Further making Chen the perfect choice is the odd reality that patents are not a political issue. Just look at the voting record on patent bills and you will see rather strange bedfellows who tend to agree on virtually nothing else. Indeed, the latest round of patent reform to pass, the America Invents Act (AIA), was supported by the Obama Administration, supported in the Senate by Senator Patrick Leahy (D-VT) and in the House of Representatives by Congressman Lamar Smith (R-TX). Current patent reform legislation pending is supported by Congressman Bob Goodlatte (R-VA) and Congressman Darrell Issa (R-CA), among others.
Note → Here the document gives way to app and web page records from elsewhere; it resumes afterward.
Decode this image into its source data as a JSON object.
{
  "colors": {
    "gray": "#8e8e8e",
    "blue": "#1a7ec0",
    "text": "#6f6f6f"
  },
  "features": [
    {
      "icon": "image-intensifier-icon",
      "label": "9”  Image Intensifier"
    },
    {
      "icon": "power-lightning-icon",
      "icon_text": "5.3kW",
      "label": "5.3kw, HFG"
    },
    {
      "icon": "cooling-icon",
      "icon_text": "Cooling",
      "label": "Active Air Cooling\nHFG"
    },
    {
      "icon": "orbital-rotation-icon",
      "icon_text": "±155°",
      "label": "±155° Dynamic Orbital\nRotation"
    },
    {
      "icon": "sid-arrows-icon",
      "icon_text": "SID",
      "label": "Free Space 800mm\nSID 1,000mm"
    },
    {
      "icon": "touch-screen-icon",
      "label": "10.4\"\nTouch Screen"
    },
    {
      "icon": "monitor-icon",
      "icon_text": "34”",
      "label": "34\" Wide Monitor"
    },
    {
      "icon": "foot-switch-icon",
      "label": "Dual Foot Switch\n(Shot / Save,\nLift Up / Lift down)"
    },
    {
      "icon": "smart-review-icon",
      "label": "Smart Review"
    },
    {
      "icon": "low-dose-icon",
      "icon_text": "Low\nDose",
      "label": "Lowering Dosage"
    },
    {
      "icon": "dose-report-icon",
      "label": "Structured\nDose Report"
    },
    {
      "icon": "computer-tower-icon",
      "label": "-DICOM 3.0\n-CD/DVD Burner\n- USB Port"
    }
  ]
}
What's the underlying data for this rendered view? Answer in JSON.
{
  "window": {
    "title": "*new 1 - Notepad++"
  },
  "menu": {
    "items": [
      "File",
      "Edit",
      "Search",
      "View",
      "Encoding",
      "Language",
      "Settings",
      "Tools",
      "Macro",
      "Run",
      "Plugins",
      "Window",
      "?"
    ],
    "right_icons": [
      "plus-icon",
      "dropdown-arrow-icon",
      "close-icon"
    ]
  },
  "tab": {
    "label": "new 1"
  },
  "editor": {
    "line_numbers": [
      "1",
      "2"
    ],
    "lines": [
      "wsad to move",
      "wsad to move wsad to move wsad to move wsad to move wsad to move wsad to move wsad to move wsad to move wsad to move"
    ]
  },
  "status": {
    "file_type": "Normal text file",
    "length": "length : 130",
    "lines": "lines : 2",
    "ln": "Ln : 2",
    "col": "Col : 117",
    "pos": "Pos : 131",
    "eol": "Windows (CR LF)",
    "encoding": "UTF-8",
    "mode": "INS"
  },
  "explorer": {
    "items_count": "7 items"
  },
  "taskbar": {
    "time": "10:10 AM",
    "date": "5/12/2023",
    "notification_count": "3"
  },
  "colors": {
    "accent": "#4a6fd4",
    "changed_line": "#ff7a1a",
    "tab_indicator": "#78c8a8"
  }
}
In the Senate it is supported by Senator Chuck Grassley (R-IA) and Senator Chuck Schumer, while being opposed by Senator Dick Durbin (D-IL) and Senator Chris Coons (D-DE). Even Congressman Tom Massie (R-KY), a member of the House Freedom Caucus, has aligned with Senator Coons in opposition to patent reform. Where else do you see this kind of bi-partisan approach to an issue? Nowhere. Patents are a safe political issue where elected officials can and do reach across the aisle.
Still further, the Supreme Court has become ever more interested in patent cases, and there is no sign that will change anytime soon. The Court has once again taken several very important patent cases this term (see here and here), continuing a trend that has lasted for much of the last decade. If the Supreme Court is going to be taking patent cases why not have at least someone with a patent pedigree? Further, more technology issues can be expected to reach the Supreme Court in the coming decades, privacy issues that deal with government surveillance to regulation of the Internet and everything in between. Our world is only becoming more technologically complex. Having an electrical engineer on the Supreme Court who is intimately familiar technological issues would make a lot of sense.
Nominating Judge Chen for the Supreme Court would save the country from acrimony and division, while still allowing President Obama to continue to diversify the Court. In addition to diversifying the Court and welcoming the first Asian American Justice, Chen would become the only member of the Court not from an Ivy League school. Chen received his J.D. from the New York University School of Law and his B.S. in Electrical Engineering from the University of California at Los Angeles. Thus, putting Chen on the Supreme Court would diversify the thought and experiences of the Justices, as well as providing additional ethnic diversity.
Of course, the icing on the cake is that Chen is also a first rate Judge and a top legal mind. With no obvious political ideology not only could he actually be confirmed, but he could be expected to call balls and strikes in a fair and objective way. It is hard to conceive of any serious objections to a Chen nomination.
With the nomination of Judge Chen to the Supreme Court President Obama will avoid the drama we normally see with judges coming out of other appellate courts, and make it very difficult for Republicans to refuse Chen a hearing or to ultimately vote no. In short, the nomination of Judge Chen makes perfect political sense for the President, and it would also be good for the country.